■ **Material shown**:
# # # #
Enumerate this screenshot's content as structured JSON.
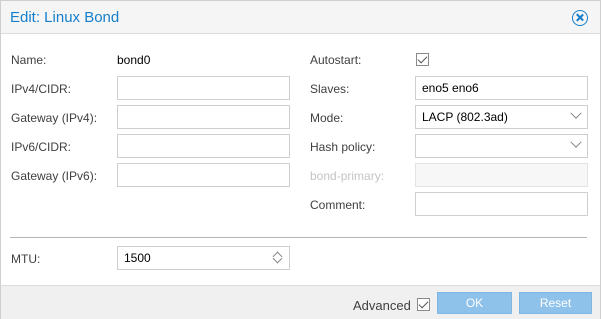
{
  "window": {
    "title": "Edit: Linux Bond"
  },
  "left": {
    "name_label": "Name:",
    "name_value": "bond0",
    "ipv4_label": "IPv4/CIDR:",
    "ipv4_value": "",
    "gw4_label": "Gateway (IPv4):",
    "gw4_value": "",
    "ipv6_label": "IPv6/CIDR:",
    "ipv6_value": "",
    "gw6_label": "Gateway (IPv6):",
    "gw6_value": ""
  },
  "right": {
    "autostart_label": "Autostart:",
    "autostart_checked": true,
    "slaves_label": "Slaves:",
    "slaves_value": "eno5 eno6",
    "mode_label": "Mode:",
    "mode_value": "LACP (802.3ad)",
    "hash_label": "Hash policy:",
    "hash_value": "",
    "bondprimary_label": "bond-primary:",
    "bondprimary_value": "",
    "comment_label": "Comment:",
    "comment_value": ""
  },
  "advanced": {
    "mtu_label": "MTU:",
    "mtu_value": "1500"
  },
  "footer": {
    "advanced_label": "Advanced",
    "advanced_checked": true,
    "ok_label": "OK",
    "reset_label": "Reset"
  },
  "colors": {
    "accent": "#157fcc",
    "button": "#8fc2ea",
    "titlebar": "#f5f5f5"
  },
  "icons": {
    "close": "close-circle-icon",
    "checkbox": "checkmark-icon",
    "dropdown": "chevron-down-icon",
    "spinner": "spinner-arrows-icon"
  }
}
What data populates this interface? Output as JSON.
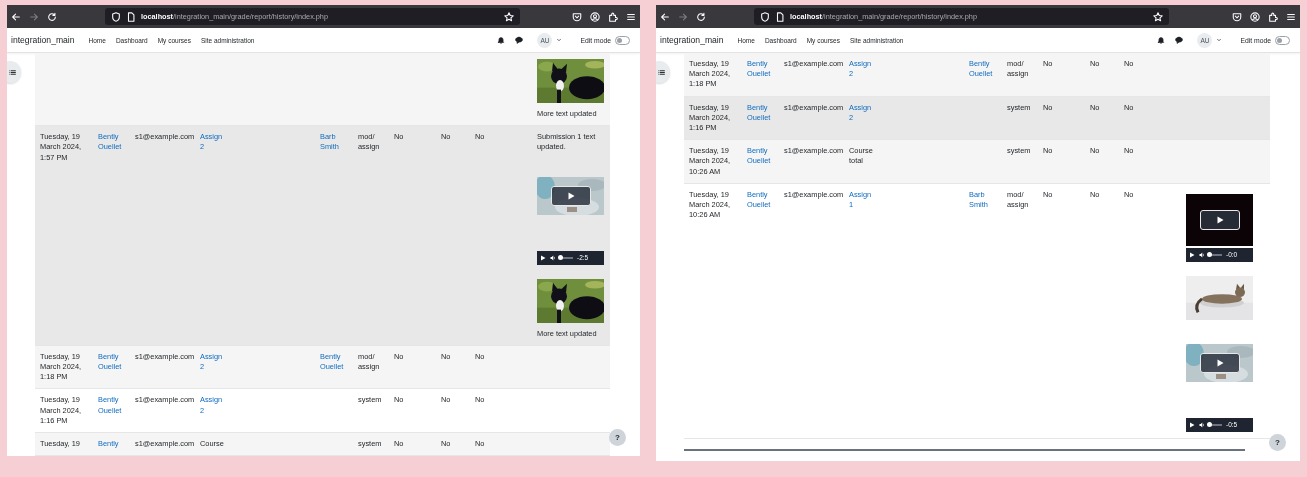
{
  "windows": [
    {
      "url": {
        "host": "localhost",
        "path": "/integration_main/grade/report/history/index.php"
      },
      "nav": {
        "brand": "integration_main",
        "links": [
          "Home",
          "Dashboard",
          "My courses",
          "Site administration"
        ],
        "avatar": "AU",
        "edit_mode": {
          "label": "Edit mode",
          "on": false
        }
      },
      "rows": [
        {
          "hovered": false,
          "feedback": [
            {
              "kind": "picture"
            },
            {
              "kind": "text",
              "text": "More text updated"
            }
          ]
        },
        {
          "hovered": true,
          "date": "Tuesday, 19 March 2024, 1:57 PM",
          "user": "Bently Ouellet",
          "email": "s1@example.com",
          "grade_item": "Assign 2",
          "grade_item_link": true,
          "grader": "Barb Smith",
          "source": "mod/assign",
          "column_7": "No",
          "column_8": "No",
          "column_9": "No",
          "feedback": [
            {
              "kind": "text",
              "text": "Submission 1 text updated."
            },
            {
              "kind": "video"
            },
            {
              "kind": "audio",
              "time": "-2:5",
              "level": 0
            },
            {
              "kind": "picture"
            },
            {
              "kind": "text",
              "text": "More text updated"
            }
          ]
        },
        {
          "hovered": false,
          "date": "Tuesday, 19 March 2024, 1:18 PM",
          "user": "Bently Ouellet",
          "email": "s1@example.com",
          "grade_item": "Assign 2",
          "grade_item_link": true,
          "grader": "Bently Ouellet",
          "source": "mod/assign",
          "column_7": "No",
          "column_8": "No",
          "column_9": "No"
        },
        {
          "hovered": false,
          "date": "Tuesday, 19 March 2024, 1:16 PM",
          "user": "Bently Ouellet",
          "email": "s1@example.com",
          "grade_item": "Assign 2",
          "grade_item_link": true,
          "source": "system",
          "column_7": "No",
          "column_8": "No",
          "column_9": "No"
        },
        {
          "hovered": false,
          "date": "Tuesday, 19",
          "user": "Bently",
          "email": "s1@example.com",
          "grade_item": "Course",
          "grade_item_link": false,
          "source": "system",
          "column_7": "No",
          "column_8": "No",
          "column_9": "No"
        }
      ],
      "footer_rule": false,
      "help": "?"
    },
    {
      "url": {
        "host": "localhost",
        "path": "/integration_main/grade/report/history/index.php"
      },
      "nav": {
        "brand": "integration_main",
        "links": [
          "Home",
          "Dashboard",
          "My courses",
          "Site administration"
        ],
        "avatar": "AU",
        "edit_mode": {
          "label": "Edit mode",
          "on": false
        }
      },
      "rows": [
        {
          "hovered": false,
          "date": "Tuesday, 19 March 2024, 1:18 PM",
          "user": "Bently Ouellet",
          "email": "s1@example.com",
          "grade_item": "Assign 2",
          "grade_item_link": true,
          "grader": "Bently Ouellet",
          "source": "mod/assign",
          "column_7": "No",
          "column_8": "No",
          "column_9": "No"
        },
        {
          "hovered": true,
          "date": "Tuesday, 19 March 2024, 1:16 PM",
          "user": "Bently Ouellet",
          "email": "s1@example.com",
          "grade_item": "Assign 2",
          "grade_item_link": true,
          "source": "system",
          "column_7": "No",
          "column_8": "No",
          "column_9": "No"
        },
        {
          "hovered": false,
          "date": "Tuesday, 19 March 2024, 10:26 AM",
          "user": "Bently Ouellet",
          "email": "s1@example.com",
          "grade_item": "Course total",
          "grade_item_link": false,
          "source": "system",
          "column_7": "No",
          "column_8": "No",
          "column_9": "No"
        },
        {
          "hovered": false,
          "date": "Tuesday, 19 March 2024, 10:26 AM",
          "user": "Bently Ouellet",
          "email": "s1@example.com",
          "grade_item": "Assign 1",
          "grade_item_link": true,
          "grader": "Barb Smith",
          "source": "mod/assign",
          "column_7": "No",
          "column_8": "No",
          "column_9": "No",
          "feedback": [
            {
              "kind": "player",
              "time": "-0:0",
              "level": 0
            },
            {
              "kind": "picture"
            },
            {
              "kind": "video"
            },
            {
              "kind": "audio",
              "time": "-0:5",
              "level": 0
            }
          ]
        }
      ],
      "footer_rule": true,
      "help": "?"
    }
  ]
}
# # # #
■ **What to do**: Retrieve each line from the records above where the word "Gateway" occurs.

■ **Response**:
    "gw4_label": "Gateway (IPv4):",
    "gw6_label": "Gateway (IPv6):",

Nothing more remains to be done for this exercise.